Carbon Economics and the Cost of Inaction
What the science says: The costs of inaction far outweigh the costs of mitigation.
If climate change proceeds without any efforts to reduce it, we can expect to incur serious economic costs. In fact, it’s not unreasonable to expect that the effects of climate change will create greater economic instability worldwide. The solution is, of course, to reduce fossil fuel use. One way to do this is to shift away from fossil fuels towards renewable energy sources. The other way is to reduce energy demands through increased efficiency.
Both mechanisms have economic implications. In order to stimulate the private sector’s investment in renewables, governments can put a levy on fuels, which may be used to fund or subsidise new initiatives.
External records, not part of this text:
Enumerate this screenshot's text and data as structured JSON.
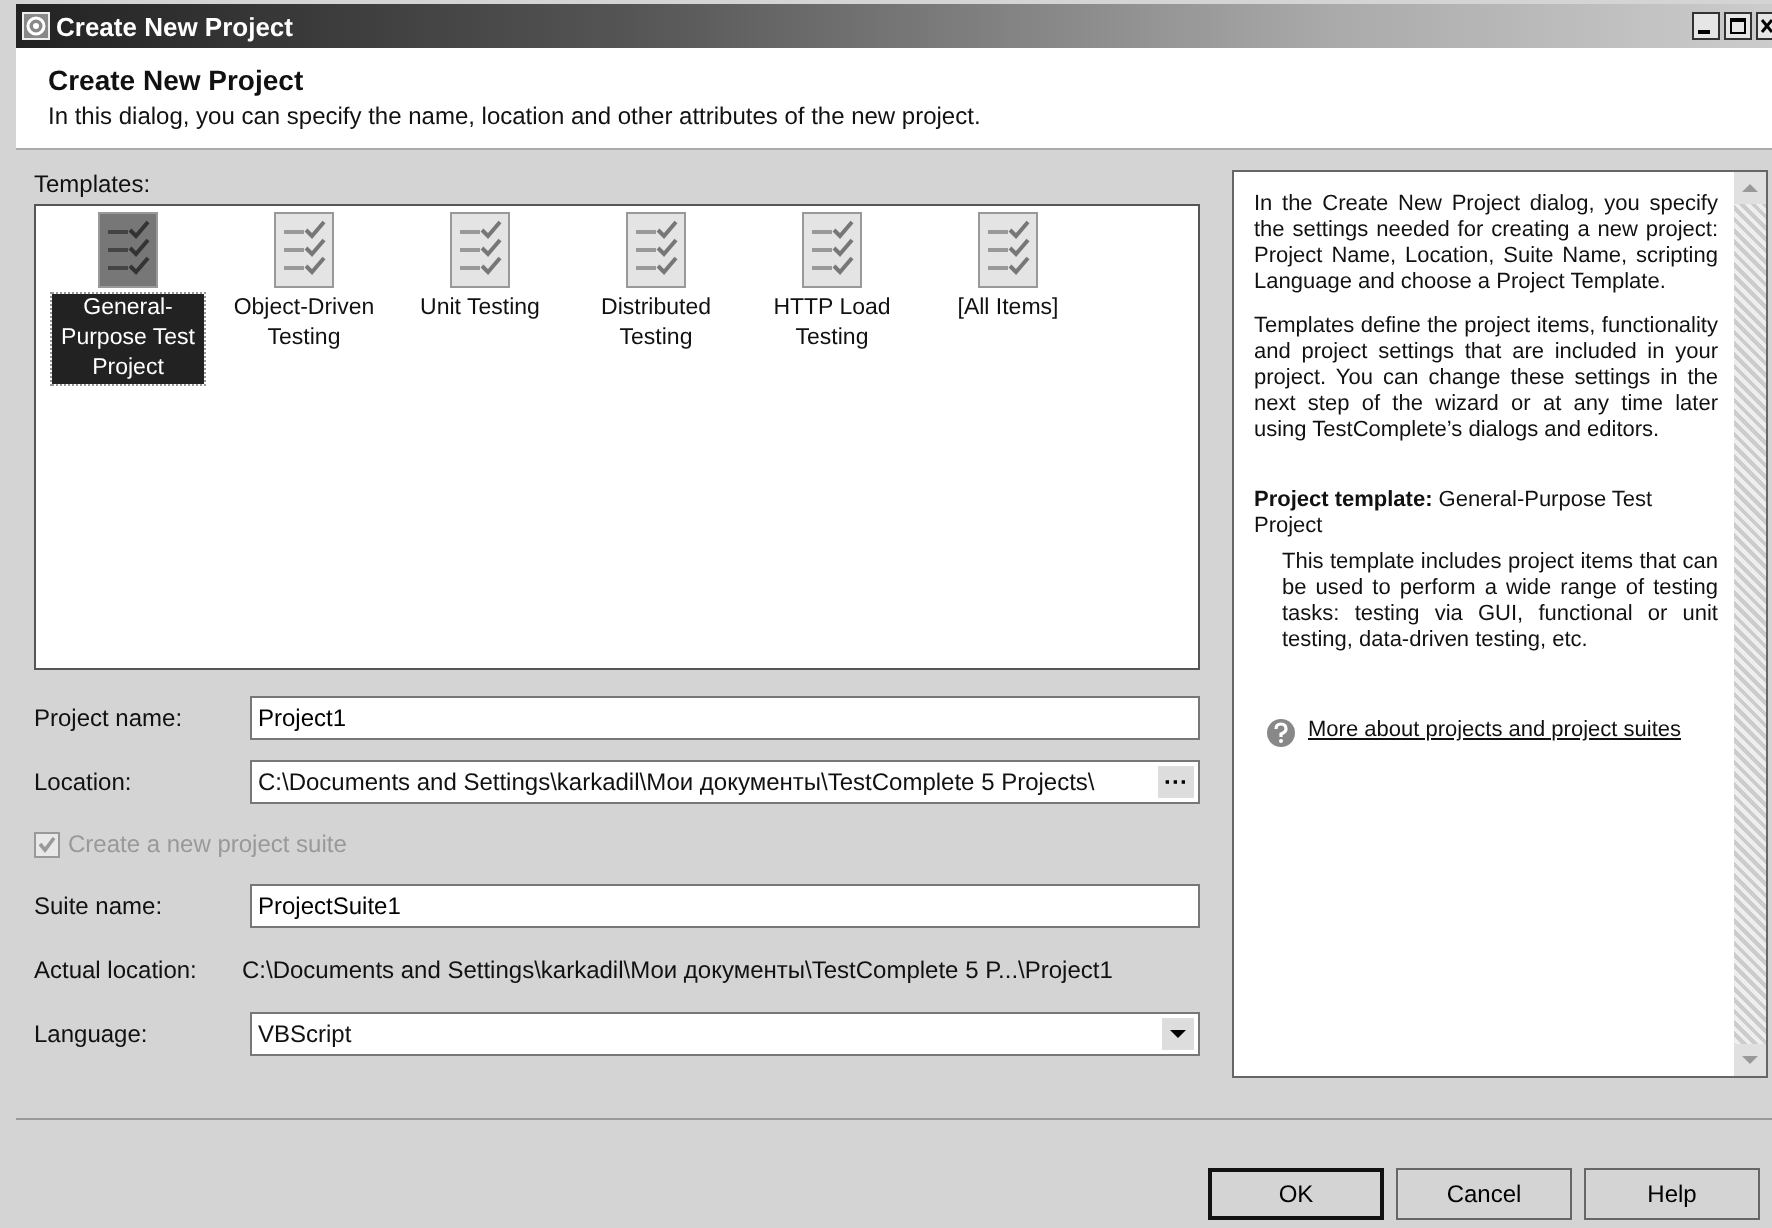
{
  "window": {
    "title": "Create New Project"
  },
  "header": {
    "title": "Create New Project",
    "description": "In this dialog, you can specify the name, location and other attributes of the new project."
  },
  "templates": {
    "label": "Templates:",
    "items": [
      {
        "label": "General-Purpose Test Project",
        "selected": true
      },
      {
        "label": "Object-Driven Testing",
        "selected": false
      },
      {
        "label": "Unit Testing",
        "selected": false
      },
      {
        "label": "Distributed Testing",
        "selected": false
      },
      {
        "label": "HTTP Load Testing",
        "selected": false
      },
      {
        "label": "[All Items]",
        "selected": false
      }
    ]
  },
  "form": {
    "project_name": {
      "label": "Project name:",
      "value": "Project1"
    },
    "location": {
      "label": "Location:",
      "value": "C:\\Documents and Settings\\karkadil\\Мои документы\\TestComplete 5 Projects\\",
      "browse": "···"
    },
    "create_suite": {
      "label": "Create a new project suite",
      "checked": true,
      "disabled": true
    },
    "suite_name": {
      "label": "Suite name:",
      "value": "ProjectSuite1"
    },
    "actual_location": {
      "label": "Actual location:",
      "value": "C:\\Documents and Settings\\karkadil\\Мои документы\\TestComplete 5 P...\\Project1"
    },
    "language": {
      "label": "Language:",
      "value": "VBScript"
    }
  },
  "info": {
    "paragraphs": [
      "In the Create New Project dialog, you specify the settings needed for creating a new project: Project Name, Location, Suite Name, scripting Language and choose a Project Template.",
      "Templates define the project items, functionality and project settings that are included in your project. You can change these settings in the next step of the wizard or at any time later using TestComplete’s dialogs and editors."
    ],
    "template_heading": "**Project template:** General-Purpose Test Project",
    "template_description": "This template includes project items that can be used to perform a wide range of testing tasks: testing via GUI, functional or unit testing, data-driven testing, etc.",
    "link": "More about projects and project suites"
  },
  "buttons": [
    {
      "label": "OK",
      "default": true
    },
    {
      "label": "Cancel",
      "default": false
    },
    {
      "label": "Help",
      "default": false
    }
  ]
}
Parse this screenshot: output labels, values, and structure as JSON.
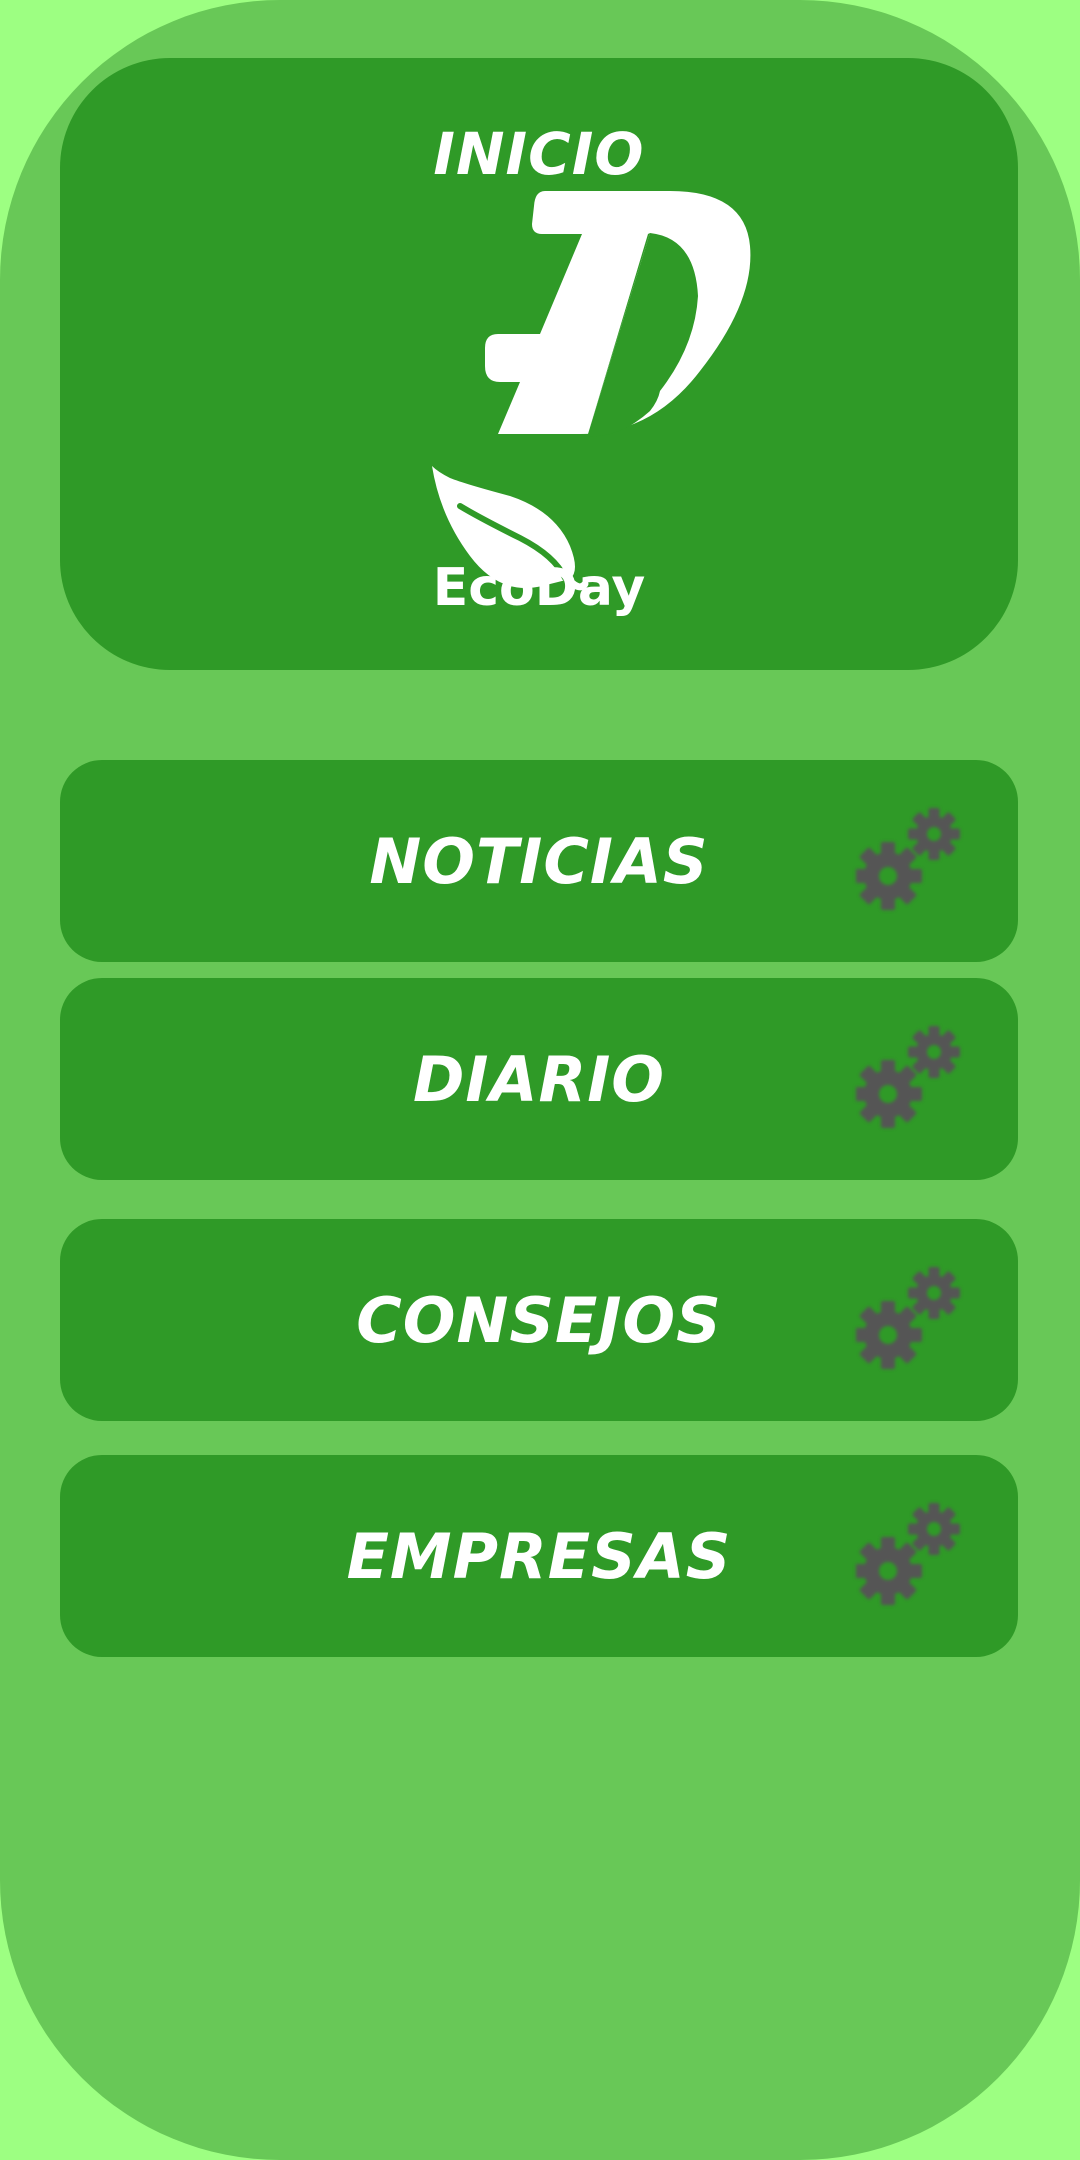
{
  "hero": {
    "title": "INICIO",
    "logo_name": "EcoDay",
    "logo_icon": "ecoday-leaf-d-logo"
  },
  "menu": [
    {
      "label": "NOTICIAS",
      "icon": "gears-icon"
    },
    {
      "label": "DIARIO",
      "icon": "gears-icon"
    },
    {
      "label": "CONSEJOS",
      "icon": "gears-icon"
    },
    {
      "label": "EMPRESAS",
      "icon": "gears-icon"
    }
  ],
  "colors": {
    "outer_background": "#9dff82",
    "frame": "#68c857",
    "card": "#2f9a27",
    "text": "#ffffff",
    "gear": "#555555"
  }
}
To reduce demand, there are a number of solutions available, but most seek to raise the cost of carbon through taxes. However, such increased costs give rise to concerns that change underwritten by taxes or levies will damage economic prospects, particularly in developing countries.
The Representative Picture
In the fifth IPCC Assessment Report (AR5), a new set of scenarios called Representative Concentration Pathways (RCP) will be used. The four RCPs replace the previous scenarios from the “Special Report on Emissions Scenarios” (SRES). Each RCP represents a set of initial conditions and projections to year 2100, based on a synthesis of the peer-reviewed literature.
The graphs below show the predicted RCP trajectories for economic performance:
Figure 1: GDP projections of the four scenarios underlying the RCPs (van Vuuren et.al. 2011). Grey area for income indicates the 98th and 90th percentiles (light/dark grey) of the IPCC AR4 database (Hanaoka et al. 2006). The dotted lines indicate four of the SRES marker scenarios.
The number of each RCP is the forcing (in watts per square metre) associated with a specific amount of emissions for each scenario, up to the year 2100. The graph of GDP clearly shows that the pathways that reduce emissions the most in that time frame (2.6 – green, and 4.5 – red) are those with the best long-term economic performance. In other words, the investment required to reduce emissions is repaid by increased economic performance. Business as usual strategies (high-emission scenarios RCP 6 and 8.5) are the least profitable; the money saved early on is dwarfed by the costs of damage and disruption done in the longer term.
Putting a Price on Carbon
There are a number of schemes under consideration, and a number already implemented. According to the article Pollution Economics in the New York Times, more than 20 percent of global greenhouse gas emissions are now subject to carbon pricing systems. About 60 other states, provinces or countries are considering similar approaches, according to a recent World Bank report.
It’s too early to judge long-term economic performance of the early adopters, but Canada’s province of British Columbia serves as a good example of how carbon pricing can reduce fuel use – in their case through a revenue-neutral scheme. A recent study found that since 1st July 2008, when the tax was introduced:
- BC’s fuel consumption has fallen by 17.4% per capita (and fallen by 18.8% relative to the rest of Canada).
- These reductions have occurred across all the fuel types covered by the tax (not just vehicle fuel)
- BC’s GDP kept pace with the rest of Canada’s over that time
- The tax shift has enabled BC to have Canada’s lowest income tax rates (as of 2012).
- The tax shift has benefited taxpayers; cuts to income and other taxes have exceeded carbon tax revenues by $500 million from 2008-12.
Source: BC’s Carbon Tax Shift After Five Years: Results, Elgie & McClay 2013
In a separate report, the British Columbia Department of Finance found that in 2012, BC’s taxes were among the lowest corporate tax rates in North America and the G7 nations.
Since a number of economic incentives are being tried, it seems too soon to declare them failures. It is interesting to note that while governments are having difficulty negotiating agreements on the global scale, regional schemes are already proving effective, flexible and popular. An important ingredient seems to be an accompanying tax reduction that makes the carbon tax revenue-neutral.
In the long term, unless we drastically reduce the rate at which we are still emitting greenhouse gases, we are very likely to incur huge costs as a result of climate change. Part of these costs will be in adaptation, and the inevitable disruption. In part costs will escalate due to turmoil and uncertainty throughout the economic world. There will also be costs that cannot be quantified, particularly when we try to value a human life and its loss.
We have to reduce our emissions. If we are to avoid draconian government intervention, carbon pricing schemes are a viable method of encouraging us to reduce fossil fuel use. Coupled with other measures to stimulate renewable energy development, putting a price on carbon may help us make the transition away from fossil fuels. And from our experience to date, it seems likely that carbon taxes, instead of bringing an economy to its knees, may well help transform an outdated system into one fitting for a sustainable century.
Further Reading: The Skeptical Science Intermediate and Advanced rebuttals contain detailed information about carbon pricing and tax schemes. Skeptical Science contributor Andy Skuce has also written an article about British Columbia’s experience here, with an update here describing the findings of the Elgie & McClay paper.